The images of friends and relatives who were killed at the fuel station that exploded during the flood, according to them, haunt them, two weeks after the disaster.
Associated with the fear of the deaths recorded in the area, the residents also said they were unable to move out after six o’clock in the evening.
“You will not see anybody walking in this area around six in the evening. Everybody remains in his room,” a resident, Ms Gifty Owusu said.
“The taps are not flowing, and we do not have electricity. This place is a like a ghost town now,” she added.
Ms Owusu said she was now staying with a friend at Adabraka because of her fear of floods. She also said last Sunday’s rainfall flooded their house.
She attributed the situation to the choked gutters and heaps of refuse piled up in the area, which did now allow the easy flow of the rainwater.
An old woman, Mrs Comfort Ankrah, who has a two-storey building in the area, said all her family members had now moved upstairs because with the slightest rainfall their rooms downstairs get flooded.
Flooding, resulting from torrential rains, brought Accra to its knees on June 3, 2015, with the attendant unimaginable loss of lives and destruction of properties.
About 152 people were killed at the GOIL fuel station,near the GCB Bank Towers building that exploded during the rainfall.
Many of the victims of the filling station inferno were among others who had sought shelter there to escape the flood waters from the overflowing Odaw River and uncovered drains.
Fear of floods
The owner of the Pacific Hotel, Ms Kate Adomah, told the Daily Graphic that the June 3 disaster had created fear in her, because the fire destroyed an adjacent house and other houses in the area.
She also said the whole compound of the hotel was flooded and the fire moved towards the direction of the hotel.

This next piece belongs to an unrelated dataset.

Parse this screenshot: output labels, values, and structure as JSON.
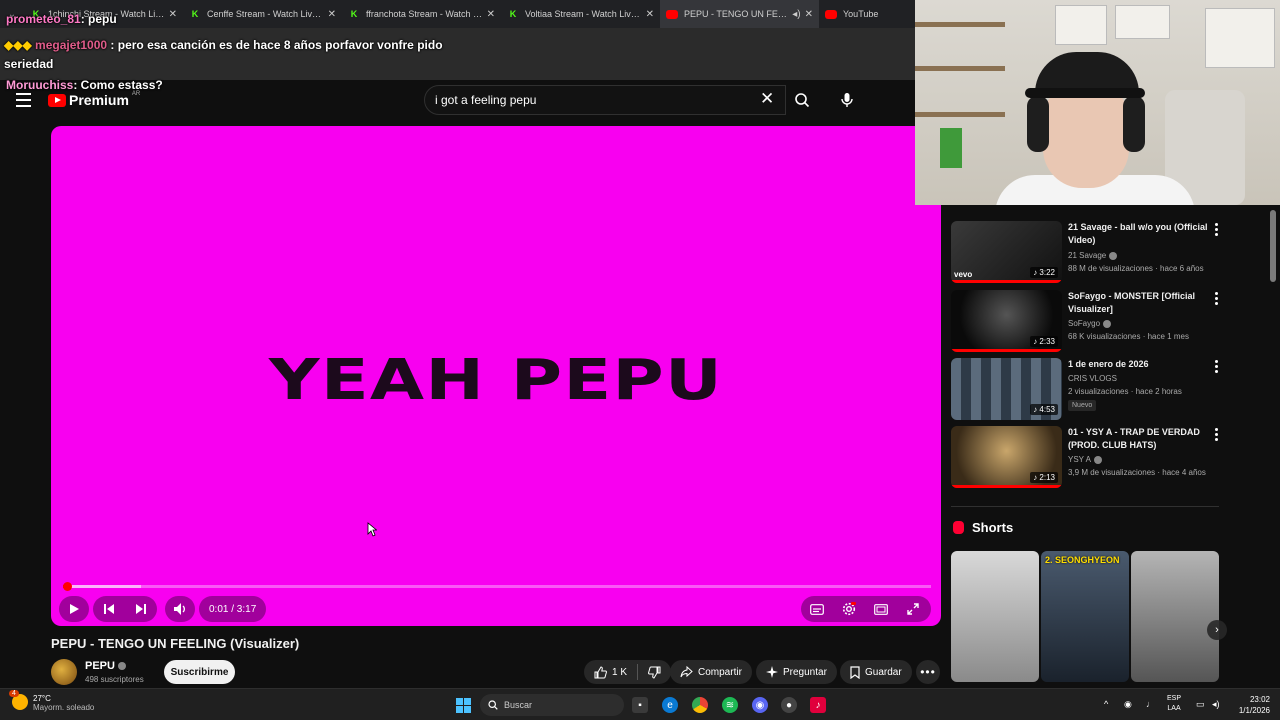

“It is by His Grace that our building remains. God has done a lot for us,” she said.
Ms Adomah said she had suspended the hotel’s operations because of the fear of flooding